Section 125 (6) submits that the documents executed by officers are valid if section 127 (2) is complies that is, the document is signed with common seal by 2 directors OR 1 director an 1 secretary. But, if section 127 (2) is not comply with then the outsider cannot raise the presumption of section 125 (6).

George is selling cake shop to Gerard and Sylvia. Before buying the cake shop from George they formed a registered company. Gerard was held to be the director of the company and Sarita was appointed as the company secretary of the company. When the contract was made, then, the company seal of Cakes Pty Ltd was stamped and Gerard and Sylvia signs the documents.

Now, it is submitted that George cannot terminate the contract that is made with Gerard and Sylvia on behalf of Cakes Pty Ltd.

It is submitted that since George is an outside then he has the availability to rely on the assumptions of section 129 of he is acting in good faith, that is, as pee section 128(4).

He can presume that the contract that is signed by Gerard and Sylvia is executed by them validly since it was a contract that was signed with common seal. Thus, to consider the document a valid it must be signed by two director or  director or secretary.

But, the contract was actually signed by Gerard (director) and Sylvia (shareholder). Thus, the requirements of section 127b (2) are not met so George cannot rely on the assumption is section 125 (6).

Bit, considering section 126 of the Act, that the agents are the authorized signatories of the company unless barred and as established under Knight Frank Australia Pty Ltd v Paley Properties Pty Ltd a contract made by the company agents is binding.

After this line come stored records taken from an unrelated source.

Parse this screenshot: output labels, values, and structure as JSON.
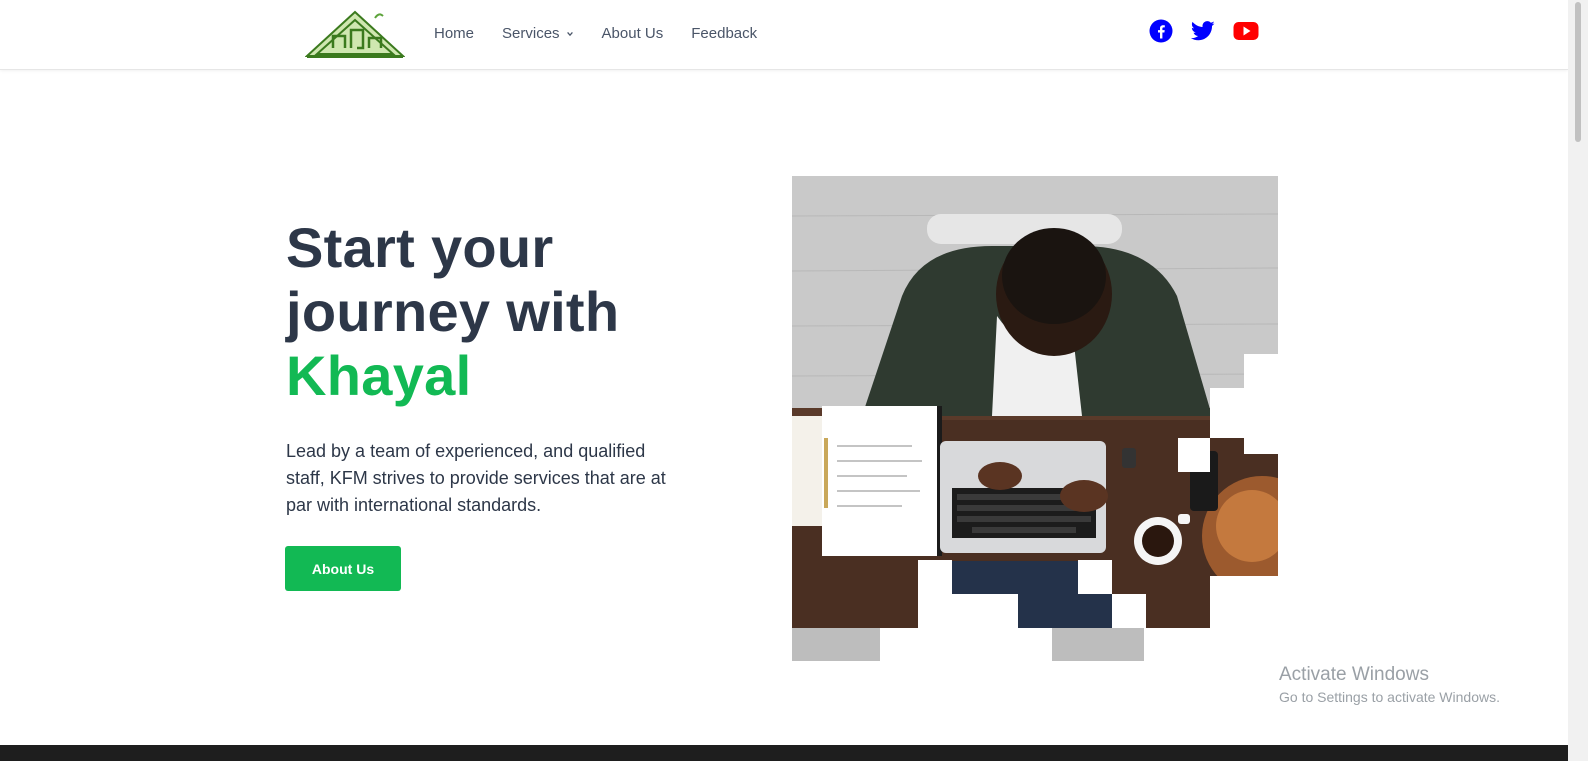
{
  "nav": {
    "items": [
      {
        "label": "Home"
      },
      {
        "label": "Services"
      },
      {
        "label": "About Us"
      },
      {
        "label": "Feedback"
      }
    ]
  },
  "socials": {
    "facebook_color": "#0000ff",
    "twitter_color": "#0000ff",
    "youtube_color": "#ff0000"
  },
  "hero": {
    "title_line1": "Start your",
    "title_line2": "journey with",
    "title_accent": "Khayal",
    "description": "Lead by a team of experienced, and qualified staff, KFM strives to provide services that are at par with international standards.",
    "cta_label": "About Us",
    "accent_color": "#12b954"
  },
  "watermark": {
    "title": "Activate Windows",
    "subtitle": "Go to Settings to activate Windows."
  }
}
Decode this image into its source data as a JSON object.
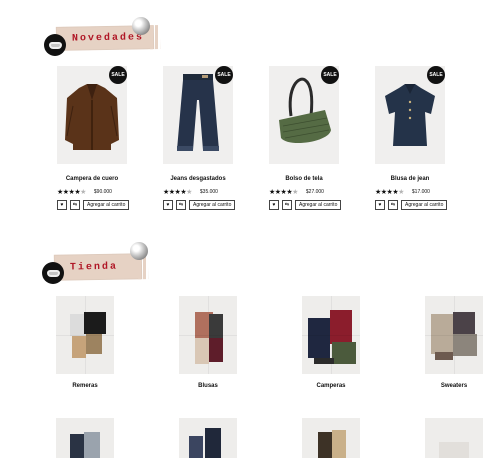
{
  "sections": {
    "novedades": {
      "title": "Novedades"
    },
    "tienda": {
      "title": "Tienda"
    }
  },
  "products": [
    {
      "name": "Campera de cuero",
      "price": "$90.000",
      "badge": "SALE",
      "rating": 4,
      "image": "leather-jacket"
    },
    {
      "name": "Jeans desgastados",
      "price": "$35.000",
      "badge": "SALE",
      "rating": 4,
      "image": "denim-jeans"
    },
    {
      "name": "Bolso de tela",
      "price": "$27.000",
      "badge": "SALE",
      "rating": 4,
      "image": "green-tote-bag"
    },
    {
      "name": "Blusa de jean",
      "price": "$17.000",
      "badge": "SALE",
      "rating": 4,
      "image": "denim-blouse"
    }
  ],
  "product_actions": {
    "wishlist_icon": "heart-icon",
    "compare_icon": "compare-arrows-icon",
    "add_to_cart_label": "Agregar al carrito"
  },
  "stars": {
    "full": "★★★★",
    "empty": "★"
  },
  "categories": [
    {
      "label": "Remeras",
      "image": "tshirts-collage"
    },
    {
      "label": "Blusas",
      "image": "blouses-collage"
    },
    {
      "label": "Camperas",
      "image": "jackets-collage"
    },
    {
      "label": "Sweaters",
      "image": "sweaters-collage"
    }
  ],
  "colors": {
    "accent_red": "#b01726",
    "banner_tape": "#e6d2c4",
    "badge_black": "#111111"
  }
}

So Gerard and Sylvia are the agents of the company and thus the contract that is made by Gerard and Sylvia with George has binding effect.

Conclusion 

It is submitted that the assumptions that are mentioned under section 12 of the Act cannot be relied upon by George as he is aware of the discrepancies that are undertaken by Gerard and Sylvia while signing the contract. but considering section 1276 and the law in Knight Frank Australia Pty Ltd the contract is binding and George cannot cancel the contract.

Reference List

Bourne N (2013) Bourne on Company Law, Routledge.

Gilliers, P. 2004. Business Law. Federation Press, .

Krawitz, A. 2002. Protecting Outsiders to Corporate Contracts in Australia. Murdoch University School of Law. Volume 9, Number 3.

Maisto, G (2009). Residence of Companies Under Tax Treaties and EC Law. IBFD.

Mugambwa, J; Amankwah, H; Haynes, V. 2007. Commercial and Business Organizations Law in Papua New GuineaI. Routledge.

Tomasic, R; Bottomley, S; McQueen, R.  2002. Corporations Law in Australia, Federation Press.

Brick and Pipe Industries Ltd v Occidental Life Nominees Pty Ltd (1991).

Const ruction Engineering (Aust) Pty Ltd v Hexyl Pty Ltd (1985) .

Freeman & Lockyer (A Firm) v Buckhurst Park Properties (Mangal) Ltd [1964].

Hely-Hutchinson v Brayhead Ltd [1968].

Imperial Hydropathic Hotel Company Blackpool v Hampson (1882) 23 Ch D 1.

Knight Frank Australia Pty Ltd v Paley Properties Pty Ltd[2014] SASCFC 103.

Panorama Developments (Guildford) Ltd v Fidelis Furnishing Fabrics Ltd (1971).

Salomon v. Saloman & Co. Ltd. (1897) (AC) (22)